suomisataLook at that: little Finland is all grown up. For countries that happens when you can add three digits to your age. It all started in 1917 when the country tore itself off the flank of Russia and the shadow of Sweden and declared its independence. Borders were drawn and redrawn. To keep its sovereignty during WWII, Finland had to even play a dirty game, letting in the Germans to attack Russia from Finnish soil. As a loser in that game, we paid war reparations for nearly 10 years, delivering hundreds of ships, engines, and ready-to-install houses to Russia. Finland was the only country that managed to pay its WWII war reparation debts.

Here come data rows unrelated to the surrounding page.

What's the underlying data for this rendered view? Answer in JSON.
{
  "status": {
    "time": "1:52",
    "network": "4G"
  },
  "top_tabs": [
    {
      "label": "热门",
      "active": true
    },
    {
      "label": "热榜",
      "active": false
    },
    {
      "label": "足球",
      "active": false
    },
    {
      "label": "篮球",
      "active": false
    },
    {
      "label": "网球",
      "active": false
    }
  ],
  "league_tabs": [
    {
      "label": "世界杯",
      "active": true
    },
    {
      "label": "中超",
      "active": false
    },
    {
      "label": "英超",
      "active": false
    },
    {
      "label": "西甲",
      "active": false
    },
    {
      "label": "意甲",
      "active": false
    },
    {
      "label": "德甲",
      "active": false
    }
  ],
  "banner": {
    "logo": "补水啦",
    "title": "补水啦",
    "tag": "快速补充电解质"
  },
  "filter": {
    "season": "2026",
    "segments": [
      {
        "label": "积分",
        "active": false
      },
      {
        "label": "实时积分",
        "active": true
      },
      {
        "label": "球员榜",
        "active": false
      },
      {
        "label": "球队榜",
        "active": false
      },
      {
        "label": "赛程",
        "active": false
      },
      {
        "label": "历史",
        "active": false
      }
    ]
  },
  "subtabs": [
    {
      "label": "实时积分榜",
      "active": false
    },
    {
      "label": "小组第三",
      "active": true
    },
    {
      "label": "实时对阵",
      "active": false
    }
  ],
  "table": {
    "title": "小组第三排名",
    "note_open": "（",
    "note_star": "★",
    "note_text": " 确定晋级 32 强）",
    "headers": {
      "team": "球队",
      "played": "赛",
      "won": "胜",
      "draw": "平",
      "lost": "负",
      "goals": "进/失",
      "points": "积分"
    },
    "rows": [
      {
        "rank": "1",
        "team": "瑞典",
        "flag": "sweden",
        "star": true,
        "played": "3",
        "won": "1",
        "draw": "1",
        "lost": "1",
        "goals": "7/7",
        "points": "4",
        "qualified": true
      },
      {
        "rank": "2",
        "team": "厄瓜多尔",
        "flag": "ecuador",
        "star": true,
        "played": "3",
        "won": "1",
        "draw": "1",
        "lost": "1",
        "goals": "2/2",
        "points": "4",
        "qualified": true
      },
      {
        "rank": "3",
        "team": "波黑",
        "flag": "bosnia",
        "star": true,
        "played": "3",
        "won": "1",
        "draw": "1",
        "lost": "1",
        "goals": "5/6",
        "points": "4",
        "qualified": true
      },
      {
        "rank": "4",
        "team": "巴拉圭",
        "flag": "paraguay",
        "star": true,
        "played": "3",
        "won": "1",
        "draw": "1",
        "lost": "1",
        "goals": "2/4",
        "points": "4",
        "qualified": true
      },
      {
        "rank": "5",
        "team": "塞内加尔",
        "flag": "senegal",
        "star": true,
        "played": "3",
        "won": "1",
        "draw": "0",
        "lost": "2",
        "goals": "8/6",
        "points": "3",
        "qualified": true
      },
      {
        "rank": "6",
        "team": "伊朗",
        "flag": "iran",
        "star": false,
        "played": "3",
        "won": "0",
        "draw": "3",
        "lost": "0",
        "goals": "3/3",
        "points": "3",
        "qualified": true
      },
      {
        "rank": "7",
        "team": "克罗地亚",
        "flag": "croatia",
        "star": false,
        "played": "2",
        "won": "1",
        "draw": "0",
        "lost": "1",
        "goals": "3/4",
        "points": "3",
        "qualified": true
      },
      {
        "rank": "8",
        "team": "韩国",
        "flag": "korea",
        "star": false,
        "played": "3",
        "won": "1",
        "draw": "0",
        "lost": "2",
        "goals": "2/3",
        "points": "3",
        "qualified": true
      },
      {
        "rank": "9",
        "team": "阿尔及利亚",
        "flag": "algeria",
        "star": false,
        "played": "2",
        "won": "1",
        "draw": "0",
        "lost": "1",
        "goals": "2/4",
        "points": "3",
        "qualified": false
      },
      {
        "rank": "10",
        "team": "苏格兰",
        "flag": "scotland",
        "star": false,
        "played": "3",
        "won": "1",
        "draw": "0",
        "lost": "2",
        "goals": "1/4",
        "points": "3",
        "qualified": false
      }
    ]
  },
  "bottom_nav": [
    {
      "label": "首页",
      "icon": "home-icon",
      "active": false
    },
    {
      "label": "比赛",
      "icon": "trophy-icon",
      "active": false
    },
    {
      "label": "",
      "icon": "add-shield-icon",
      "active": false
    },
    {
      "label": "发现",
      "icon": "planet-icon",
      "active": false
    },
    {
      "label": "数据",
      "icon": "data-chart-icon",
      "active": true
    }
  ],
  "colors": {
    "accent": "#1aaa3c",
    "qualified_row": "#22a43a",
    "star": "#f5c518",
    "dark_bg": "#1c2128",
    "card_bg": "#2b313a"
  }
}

Since then one could write a sweeping anthology of free university education for the masses, the rise of the middle class, membership in the EU, adoption of the euro, female presidents and prime ministers, and the status of a neutral diplomat between East and West.

And I completely forgot dear Finland’s 100th birthday when I accepted the invite to go give a talk in Tartu, Estonia. While others dined, danced, and watched fireworks, I celebrated with a little piece of cake in the lounge at Helsinki Airport. How very inconsiderate of me.

(Helsinki, Finland; December 2017)